▸ How to complete this task:
Set down the data that follows, exactly and completely.
※
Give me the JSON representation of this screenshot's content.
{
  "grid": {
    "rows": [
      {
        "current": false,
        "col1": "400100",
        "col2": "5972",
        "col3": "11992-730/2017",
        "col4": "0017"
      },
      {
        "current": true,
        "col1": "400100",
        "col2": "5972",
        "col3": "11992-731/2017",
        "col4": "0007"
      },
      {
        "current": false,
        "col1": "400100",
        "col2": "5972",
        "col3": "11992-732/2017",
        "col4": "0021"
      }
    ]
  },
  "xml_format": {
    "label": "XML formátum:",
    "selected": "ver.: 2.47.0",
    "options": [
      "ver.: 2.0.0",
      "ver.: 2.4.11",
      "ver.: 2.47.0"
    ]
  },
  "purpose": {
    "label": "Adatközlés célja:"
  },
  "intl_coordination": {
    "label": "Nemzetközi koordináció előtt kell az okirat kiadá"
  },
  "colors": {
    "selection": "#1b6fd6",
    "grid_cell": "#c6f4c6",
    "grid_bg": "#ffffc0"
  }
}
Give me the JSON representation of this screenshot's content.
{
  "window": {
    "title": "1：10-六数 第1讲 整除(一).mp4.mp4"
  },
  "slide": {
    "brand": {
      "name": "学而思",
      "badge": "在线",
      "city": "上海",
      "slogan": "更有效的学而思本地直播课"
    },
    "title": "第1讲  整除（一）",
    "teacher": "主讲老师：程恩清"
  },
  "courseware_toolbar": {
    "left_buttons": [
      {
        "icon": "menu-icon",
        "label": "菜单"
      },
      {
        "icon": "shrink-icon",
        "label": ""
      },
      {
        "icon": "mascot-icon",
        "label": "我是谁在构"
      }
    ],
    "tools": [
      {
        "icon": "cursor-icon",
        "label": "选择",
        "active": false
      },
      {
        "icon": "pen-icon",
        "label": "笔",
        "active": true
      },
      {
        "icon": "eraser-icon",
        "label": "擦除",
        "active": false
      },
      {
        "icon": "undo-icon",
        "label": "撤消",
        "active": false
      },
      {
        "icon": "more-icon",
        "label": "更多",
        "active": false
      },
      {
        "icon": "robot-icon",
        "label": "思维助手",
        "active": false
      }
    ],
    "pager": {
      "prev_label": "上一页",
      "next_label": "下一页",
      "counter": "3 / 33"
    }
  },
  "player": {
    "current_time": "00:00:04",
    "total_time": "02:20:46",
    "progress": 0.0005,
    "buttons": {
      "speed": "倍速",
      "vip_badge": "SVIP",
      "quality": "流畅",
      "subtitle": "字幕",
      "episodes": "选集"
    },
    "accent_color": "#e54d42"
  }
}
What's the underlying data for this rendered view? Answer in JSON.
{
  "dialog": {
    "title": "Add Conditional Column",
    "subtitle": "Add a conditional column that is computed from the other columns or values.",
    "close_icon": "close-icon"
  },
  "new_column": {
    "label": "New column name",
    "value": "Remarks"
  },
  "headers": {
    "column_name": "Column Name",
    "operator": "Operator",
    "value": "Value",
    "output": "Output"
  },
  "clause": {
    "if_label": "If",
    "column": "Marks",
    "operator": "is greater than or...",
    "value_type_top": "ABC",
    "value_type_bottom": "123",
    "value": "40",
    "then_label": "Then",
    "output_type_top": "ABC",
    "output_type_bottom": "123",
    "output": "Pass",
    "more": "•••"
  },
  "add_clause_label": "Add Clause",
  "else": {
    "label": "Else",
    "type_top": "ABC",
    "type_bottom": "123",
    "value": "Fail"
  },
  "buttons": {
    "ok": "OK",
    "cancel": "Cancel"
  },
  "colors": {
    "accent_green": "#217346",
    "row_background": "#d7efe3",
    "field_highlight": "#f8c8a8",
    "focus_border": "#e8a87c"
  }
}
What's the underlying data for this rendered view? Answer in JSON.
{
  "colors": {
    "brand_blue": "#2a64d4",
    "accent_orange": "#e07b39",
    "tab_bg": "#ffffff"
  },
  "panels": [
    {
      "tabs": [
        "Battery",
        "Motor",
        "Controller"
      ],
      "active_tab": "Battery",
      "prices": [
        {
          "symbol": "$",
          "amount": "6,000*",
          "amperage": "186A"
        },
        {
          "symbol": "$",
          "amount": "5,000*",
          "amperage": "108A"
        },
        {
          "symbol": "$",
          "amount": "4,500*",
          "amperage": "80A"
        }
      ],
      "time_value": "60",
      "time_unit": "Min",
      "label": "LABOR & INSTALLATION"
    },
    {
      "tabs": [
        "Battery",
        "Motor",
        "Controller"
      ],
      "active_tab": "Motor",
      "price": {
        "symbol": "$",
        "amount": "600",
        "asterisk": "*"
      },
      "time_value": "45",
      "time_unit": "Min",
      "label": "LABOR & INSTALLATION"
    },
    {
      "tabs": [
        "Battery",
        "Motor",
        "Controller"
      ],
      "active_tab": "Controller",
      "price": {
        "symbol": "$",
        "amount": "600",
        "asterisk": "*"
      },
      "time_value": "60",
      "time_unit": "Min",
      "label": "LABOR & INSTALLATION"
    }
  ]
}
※
▸ Written answer:
Give me the JSON representation of this screenshot's content.
{
  "grid": {
    "rows": [
      {
        "current": false,
        "col1": "400100",
        "col2": "5972",
        "col3": "11992-730/2017",
        "col4": "0017"
      },
      {
        "current": true,
        "col1": "400100",
        "col2": "5972",
        "col3": "11992-731/2017",
        "col4": "0007"
      },
      {
        "current": false,
        "col1": "400100",
        "col2": "5972",
        "col3": "11992-732/2017",
        "col4": "0021"
      }
    ]
  },
  "xml_format": {
    "label": "XML formátum:",
    "selected": "ver.: 2.47.0",
    "options": [
      "ver.: 2.0.0",
      "ver.: 2.4.11",
      "ver.: 2.47.0"
    ]
  },
  "purpose": {
    "label": "Adatközlés célja:"
  },
  "intl_coordination": {
    "label": "Nemzetközi koordináció előtt kell az okirat kiadá"
  },
  "colors": {
    "selection": "#1b6fd6",
    "grid_cell": "#c6f4c6",
    "grid_bg": "#ffffc0"
  }
}
Give me the JSON representation of this screenshot's content.
{
  "window": {
    "title": "1：10-六数 第1讲 整除(一).mp4.mp4"
  },
  "slide": {
    "brand": {
      "name": "学而思",
      "badge": "在线",
      "city": "上海",
      "slogan": "更有效的学而思本地直播课"
    },
    "title": "第1讲  整除（一）",
    "teacher": "主讲老师：程恩清"
  },
  "courseware_toolbar": {
    "left_buttons": [
      {
        "icon": "menu-icon",
        "label": "菜单"
      },
      {
        "icon": "shrink-icon",
        "label": ""
      },
      {
        "icon": "mascot-icon",
        "label": "我是谁在构"
      }
    ],
    "tools": [
      {
        "icon": "cursor-icon",
        "label": "选择",
        "active": false
      },
      {
        "icon": "pen-icon",
        "label": "笔",
        "active": true
      },
      {
        "icon": "eraser-icon",
        "label": "擦除",
        "active": false
      },
      {
        "icon": "undo-icon",
        "label": "撤消",
        "active": false
      },
      {
        "icon": "more-icon",
        "label": "更多",
        "active": false
      },
      {
        "icon": "robot-icon",
        "label": "思维助手",
        "active": false
      }
    ],
    "pager": {
      "prev_label": "上一页",
      "next_label": "下一页",
      "counter": "3 / 33"
    }
  },
  "player": {
    "current_time": "00:00:04",
    "total_time": "02:20:46",
    "progress": 0.0005,
    "buttons": {
      "speed": "倍速",
      "vip_badge": "SVIP",
      "quality": "流畅",
      "subtitle": "字幕",
      "episodes": "选集"
    },
    "accent_color": "#e54d42"
  }
}
What's the underlying data for this rendered view? Answer in JSON.
{
  "dialog": {
    "title": "Add Conditional Column",
    "subtitle": "Add a conditional column that is computed from the other columns or values.",
    "close_icon": "close-icon"
  },
  "new_column": {
    "label": "New column name",
    "value": "Remarks"
  },
  "headers": {
    "column_name": "Column Name",
    "operator": "Operator",
    "value": "Value",
    "output": "Output"
  },
  "clause": {
    "if_label": "If",
    "column": "Marks",
    "operator": "is greater than or...",
    "value_type_top": "ABC",
    "value_type_bottom": "123",
    "value": "40",
    "then_label": "Then",
    "output_type_top": "ABC",
    "output_type_bottom": "123",
    "output": "Pass",
    "more": "•••"
  },
  "add_clause_label": "Add Clause",
  "else": {
    "label": "Else",
    "type_top": "ABC",
    "type_bottom": "123",
    "value": "Fail"
  },
  "buttons": {
    "ok": "OK",
    "cancel": "Cancel"
  },
  "colors": {
    "accent_green": "#217346",
    "row_background": "#d7efe3",
    "field_highlight": "#f8c8a8",
    "focus_border": "#e8a87c"
  }
}
What's the underlying data for this rendered view? Answer in JSON.
{
  "colors": {
    "brand_blue": "#2a64d4",
    "accent_orange": "#e07b39",
    "tab_bg": "#ffffff"
  },
  "panels": [
    {
      "tabs": [
        "Battery",
        "Motor",
        "Controller"
      ],
      "active_tab": "Battery",
      "prices": [
        {
          "symbol": "$",
          "amount": "6,000*",
          "amperage": "186A"
        },
        {
          "symbol": "$",
          "amount": "5,000*",
          "amperage": "108A"
        },
        {
          "symbol": "$",
          "amount": "4,500*",
          "amperage": "80A"
        }
      ],
      "time_value": "60",
      "time_unit": "Min",
      "label": "LABOR & INSTALLATION"
    },
    {
      "tabs": [
        "Battery",
        "Motor",
        "Controller"
      ],
      "active_tab": "Motor",
      "price": {
        "symbol": "$",
        "amount": "600",
        "asterisk": "*"
      },
      "time_value": "45",
      "time_unit": "Min",
      "label": "LABOR & INSTALLATION"
    },
    {
      "tabs": [
        "Battery",
        "Motor",
        "Controller"
      ],
      "active_tab": "Controller",
      "price": {
        "symbol": "$",
        "amount": "600",
        "asterisk": "*"
      },
      "time_value": "60",
      "time_unit": "Min",
      "label": "LABOR & INSTALLATION"
    }
  ]
}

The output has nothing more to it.